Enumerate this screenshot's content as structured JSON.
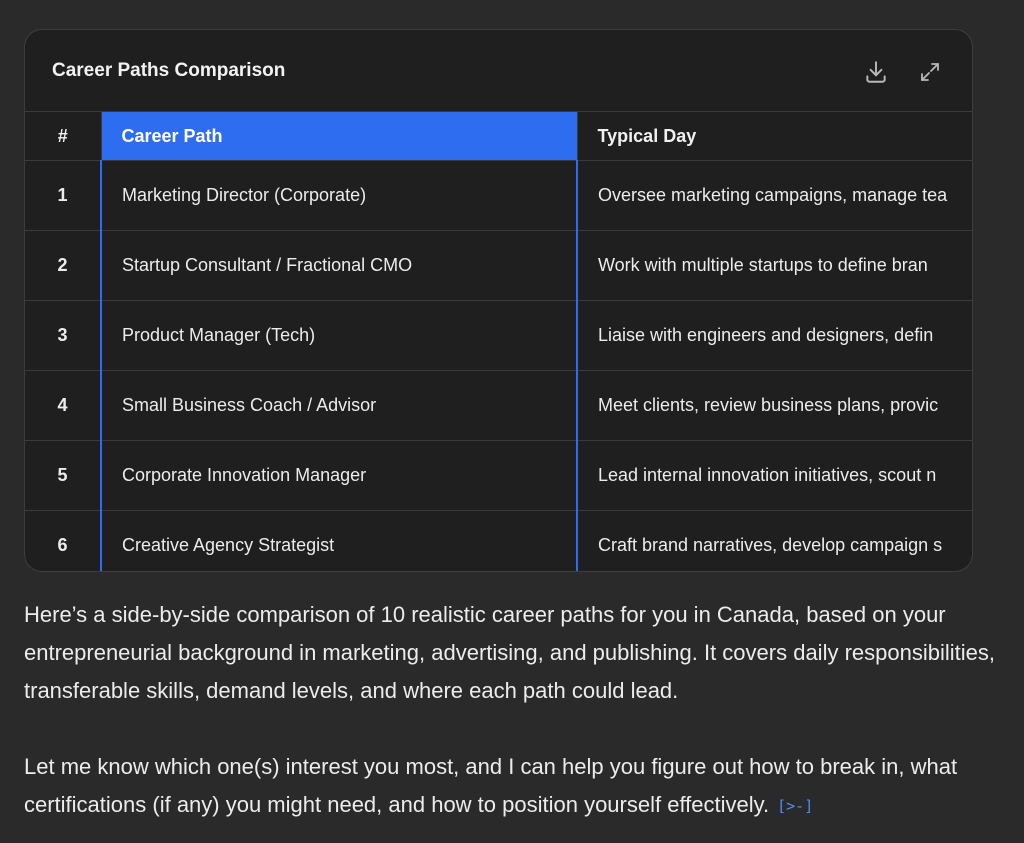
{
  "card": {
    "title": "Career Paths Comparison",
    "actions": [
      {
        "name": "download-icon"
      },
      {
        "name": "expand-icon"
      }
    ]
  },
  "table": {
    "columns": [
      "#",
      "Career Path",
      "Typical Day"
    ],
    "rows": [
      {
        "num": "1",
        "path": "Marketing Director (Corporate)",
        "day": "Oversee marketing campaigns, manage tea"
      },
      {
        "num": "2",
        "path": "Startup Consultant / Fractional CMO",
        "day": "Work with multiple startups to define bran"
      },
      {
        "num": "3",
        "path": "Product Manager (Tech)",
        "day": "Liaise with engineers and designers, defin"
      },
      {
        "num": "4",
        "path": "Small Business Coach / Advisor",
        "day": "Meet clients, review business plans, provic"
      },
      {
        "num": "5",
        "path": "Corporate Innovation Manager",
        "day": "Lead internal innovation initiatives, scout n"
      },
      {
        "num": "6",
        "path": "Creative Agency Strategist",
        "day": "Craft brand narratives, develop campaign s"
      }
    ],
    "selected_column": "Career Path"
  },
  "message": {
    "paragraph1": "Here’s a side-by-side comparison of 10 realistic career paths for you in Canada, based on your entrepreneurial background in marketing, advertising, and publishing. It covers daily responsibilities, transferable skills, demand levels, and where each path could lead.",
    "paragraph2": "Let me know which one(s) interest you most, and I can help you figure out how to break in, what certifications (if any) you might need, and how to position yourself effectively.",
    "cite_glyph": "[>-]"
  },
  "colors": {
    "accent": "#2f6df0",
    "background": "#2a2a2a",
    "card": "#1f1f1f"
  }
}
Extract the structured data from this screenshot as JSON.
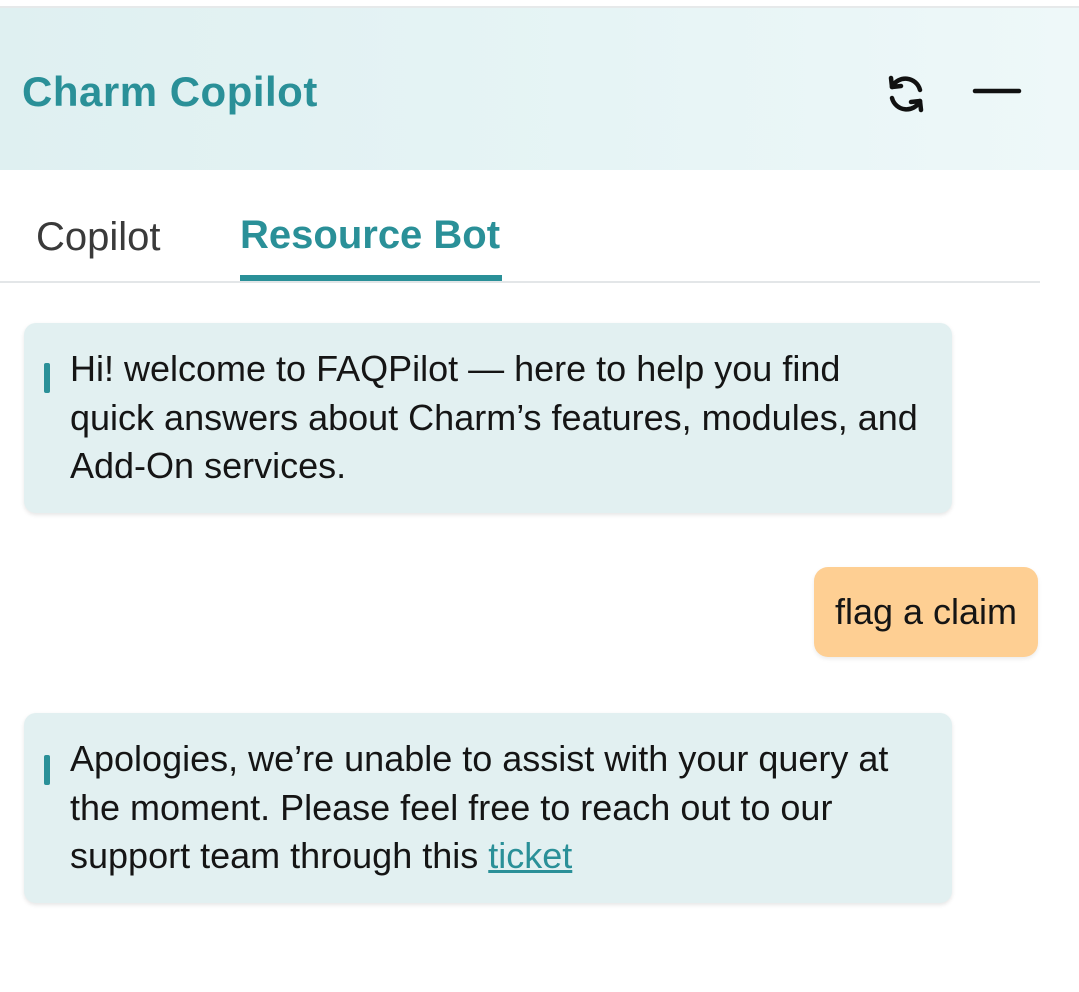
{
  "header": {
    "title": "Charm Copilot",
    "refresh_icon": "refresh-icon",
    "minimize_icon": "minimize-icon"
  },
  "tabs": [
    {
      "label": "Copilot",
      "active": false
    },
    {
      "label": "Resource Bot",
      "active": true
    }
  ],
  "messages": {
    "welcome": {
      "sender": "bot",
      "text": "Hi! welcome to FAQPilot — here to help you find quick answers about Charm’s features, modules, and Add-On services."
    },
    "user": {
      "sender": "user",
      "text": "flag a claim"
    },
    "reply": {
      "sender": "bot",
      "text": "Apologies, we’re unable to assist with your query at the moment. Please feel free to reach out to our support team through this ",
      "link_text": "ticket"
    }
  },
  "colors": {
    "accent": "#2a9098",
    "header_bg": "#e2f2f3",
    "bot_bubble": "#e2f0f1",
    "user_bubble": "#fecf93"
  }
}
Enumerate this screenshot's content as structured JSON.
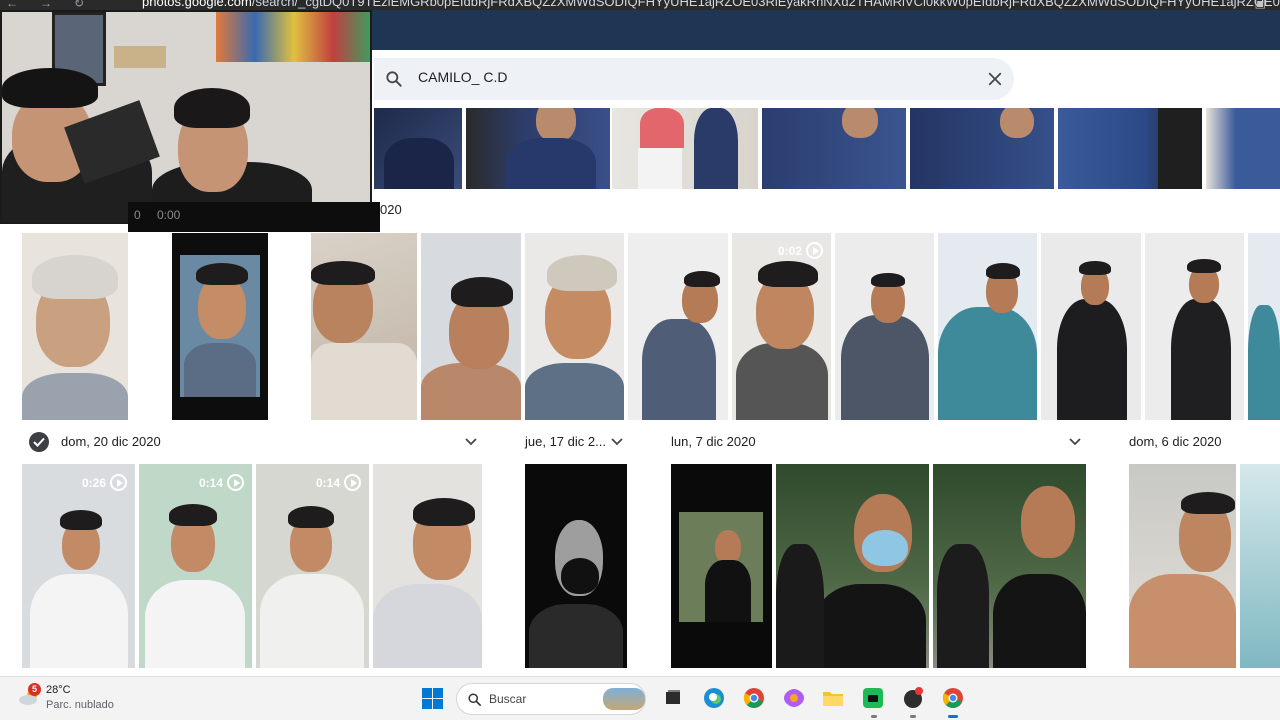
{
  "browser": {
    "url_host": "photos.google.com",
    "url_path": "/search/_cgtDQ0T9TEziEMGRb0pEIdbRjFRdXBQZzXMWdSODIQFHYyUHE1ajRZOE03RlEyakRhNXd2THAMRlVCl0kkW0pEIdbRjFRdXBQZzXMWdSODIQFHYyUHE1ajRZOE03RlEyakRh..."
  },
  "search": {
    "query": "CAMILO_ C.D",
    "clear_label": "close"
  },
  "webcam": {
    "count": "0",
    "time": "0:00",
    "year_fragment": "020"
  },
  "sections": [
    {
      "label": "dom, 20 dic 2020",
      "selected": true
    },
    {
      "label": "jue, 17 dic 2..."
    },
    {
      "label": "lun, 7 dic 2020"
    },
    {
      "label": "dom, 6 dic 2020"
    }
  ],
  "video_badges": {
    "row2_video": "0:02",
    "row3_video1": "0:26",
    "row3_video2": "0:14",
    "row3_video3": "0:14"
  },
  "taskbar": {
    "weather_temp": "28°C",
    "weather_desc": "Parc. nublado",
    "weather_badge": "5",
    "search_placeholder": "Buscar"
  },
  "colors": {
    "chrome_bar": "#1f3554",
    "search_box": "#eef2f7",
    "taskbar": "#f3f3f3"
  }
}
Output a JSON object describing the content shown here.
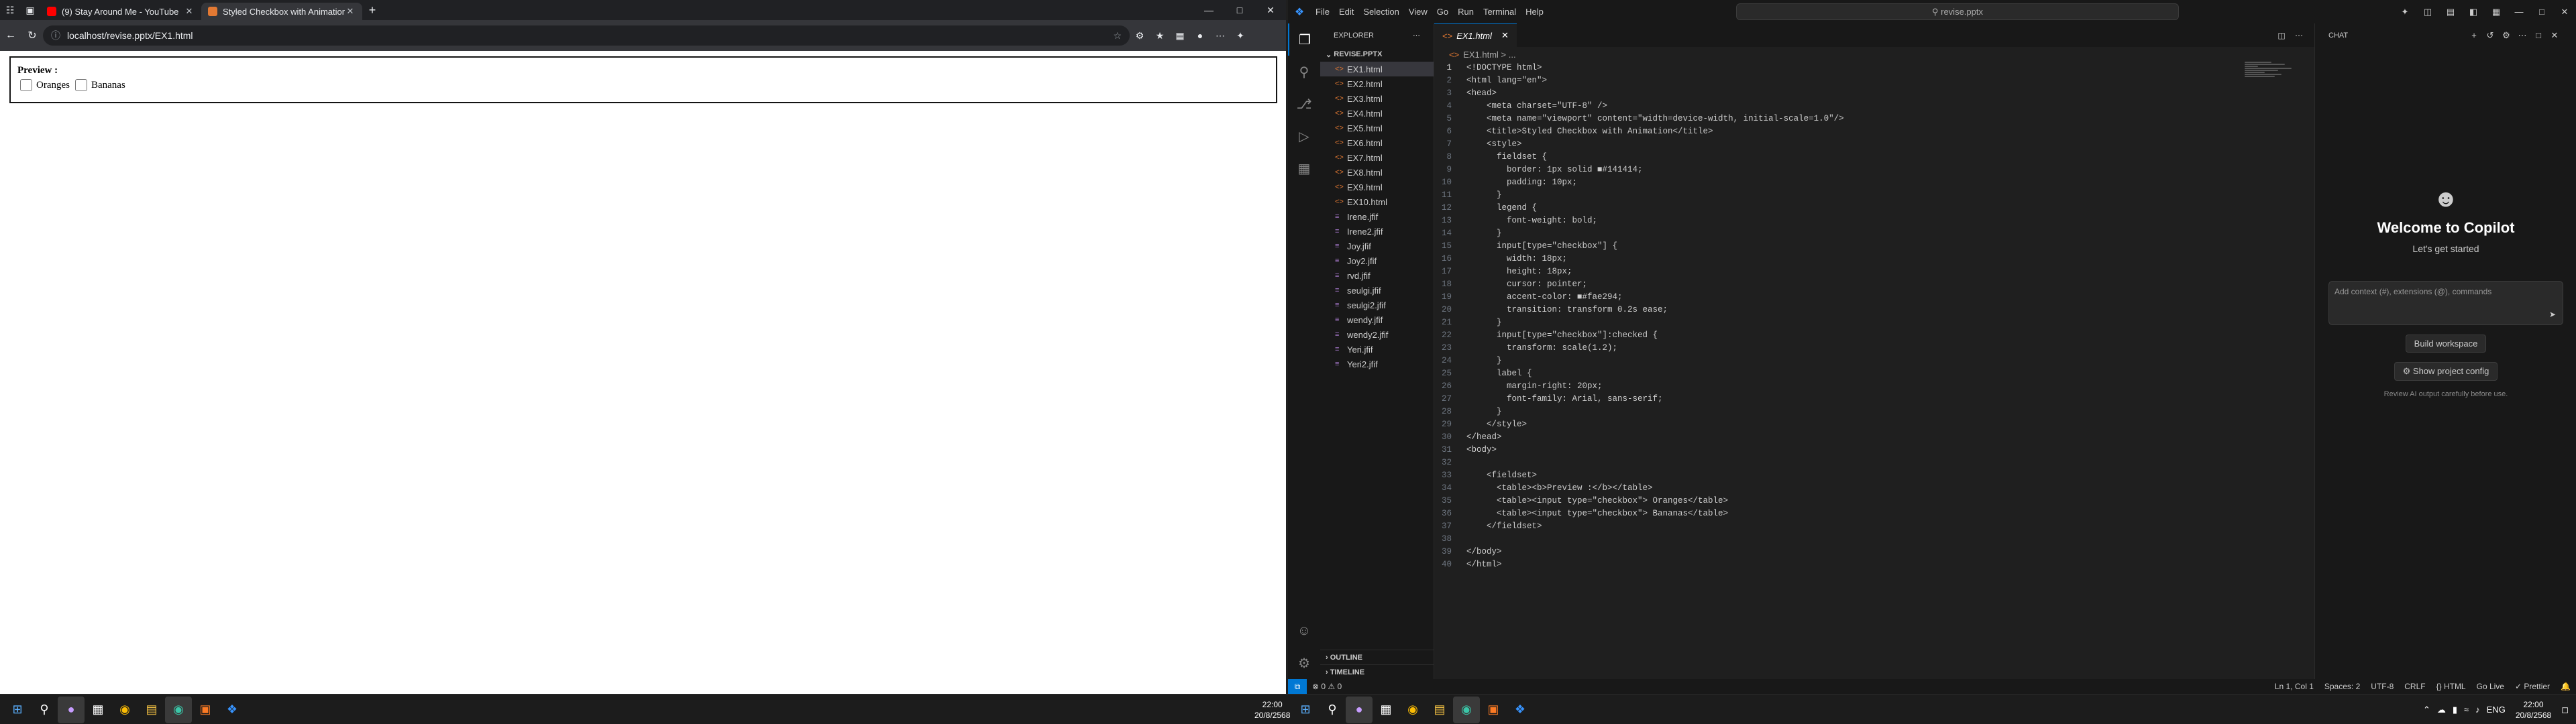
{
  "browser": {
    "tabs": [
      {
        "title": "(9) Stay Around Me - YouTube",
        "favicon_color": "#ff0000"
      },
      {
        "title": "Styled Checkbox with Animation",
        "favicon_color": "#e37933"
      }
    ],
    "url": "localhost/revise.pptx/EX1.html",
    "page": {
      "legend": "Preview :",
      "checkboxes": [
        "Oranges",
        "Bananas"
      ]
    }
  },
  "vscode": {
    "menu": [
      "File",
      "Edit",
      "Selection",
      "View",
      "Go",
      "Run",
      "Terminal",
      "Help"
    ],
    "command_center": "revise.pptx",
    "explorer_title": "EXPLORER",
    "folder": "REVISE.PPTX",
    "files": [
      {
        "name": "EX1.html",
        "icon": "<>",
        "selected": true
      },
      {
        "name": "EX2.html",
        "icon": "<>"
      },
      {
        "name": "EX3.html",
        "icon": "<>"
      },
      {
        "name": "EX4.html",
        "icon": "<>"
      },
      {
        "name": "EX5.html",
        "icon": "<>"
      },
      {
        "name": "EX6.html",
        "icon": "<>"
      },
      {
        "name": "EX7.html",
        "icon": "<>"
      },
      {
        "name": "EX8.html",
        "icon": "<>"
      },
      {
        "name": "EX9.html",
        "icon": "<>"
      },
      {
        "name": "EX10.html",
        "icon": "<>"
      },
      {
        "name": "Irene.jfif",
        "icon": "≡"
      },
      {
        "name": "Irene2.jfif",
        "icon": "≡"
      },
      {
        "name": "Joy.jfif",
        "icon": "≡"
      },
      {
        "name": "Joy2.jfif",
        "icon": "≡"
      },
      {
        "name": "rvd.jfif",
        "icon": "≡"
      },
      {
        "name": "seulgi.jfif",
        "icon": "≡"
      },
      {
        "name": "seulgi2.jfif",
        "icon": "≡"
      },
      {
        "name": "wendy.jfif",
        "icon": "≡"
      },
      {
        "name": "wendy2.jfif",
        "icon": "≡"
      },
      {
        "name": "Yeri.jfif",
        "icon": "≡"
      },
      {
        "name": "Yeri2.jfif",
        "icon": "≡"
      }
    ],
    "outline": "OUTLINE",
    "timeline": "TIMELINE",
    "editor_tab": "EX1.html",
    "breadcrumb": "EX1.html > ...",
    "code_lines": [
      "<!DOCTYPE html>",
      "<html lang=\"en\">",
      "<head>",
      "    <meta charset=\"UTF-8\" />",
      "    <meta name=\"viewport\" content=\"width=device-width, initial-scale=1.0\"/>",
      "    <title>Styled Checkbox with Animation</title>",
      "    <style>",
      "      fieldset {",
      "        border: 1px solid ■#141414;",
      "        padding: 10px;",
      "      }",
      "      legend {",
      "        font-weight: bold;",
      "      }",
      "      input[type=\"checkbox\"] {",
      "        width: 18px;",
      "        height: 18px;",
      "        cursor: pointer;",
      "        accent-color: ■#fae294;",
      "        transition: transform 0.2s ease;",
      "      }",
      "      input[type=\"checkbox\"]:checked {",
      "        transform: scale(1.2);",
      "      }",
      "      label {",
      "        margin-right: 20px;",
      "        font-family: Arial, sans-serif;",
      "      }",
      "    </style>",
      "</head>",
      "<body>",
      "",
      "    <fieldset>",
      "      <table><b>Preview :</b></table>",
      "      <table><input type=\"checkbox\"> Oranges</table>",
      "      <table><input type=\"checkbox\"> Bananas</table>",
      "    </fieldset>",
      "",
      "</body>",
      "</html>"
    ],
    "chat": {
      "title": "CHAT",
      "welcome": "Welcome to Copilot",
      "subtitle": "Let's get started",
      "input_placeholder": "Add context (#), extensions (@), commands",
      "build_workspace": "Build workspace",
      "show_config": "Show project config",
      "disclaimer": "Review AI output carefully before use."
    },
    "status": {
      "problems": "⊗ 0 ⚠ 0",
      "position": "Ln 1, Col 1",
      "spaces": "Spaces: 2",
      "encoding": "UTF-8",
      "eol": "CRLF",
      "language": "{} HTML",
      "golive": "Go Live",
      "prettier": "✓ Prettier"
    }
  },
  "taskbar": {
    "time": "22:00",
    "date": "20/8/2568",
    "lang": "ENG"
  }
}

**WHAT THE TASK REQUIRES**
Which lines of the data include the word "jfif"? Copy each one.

**YOUR RESPONSE**
        "name": "Irene.jfif",
        "name": "Irene2.jfif",
        "name": "Joy.jfif",
        "name": "Joy2.jfif",
        "name": "rvd.jfif",
        "name": "seulgi.jfif",
        "name": "seulgi2.jfif",
        "name": "wendy.jfif",
        "name": "wendy2.jfif",
        "name": "Yeri.jfif",
        "name": "Yeri2.jfif",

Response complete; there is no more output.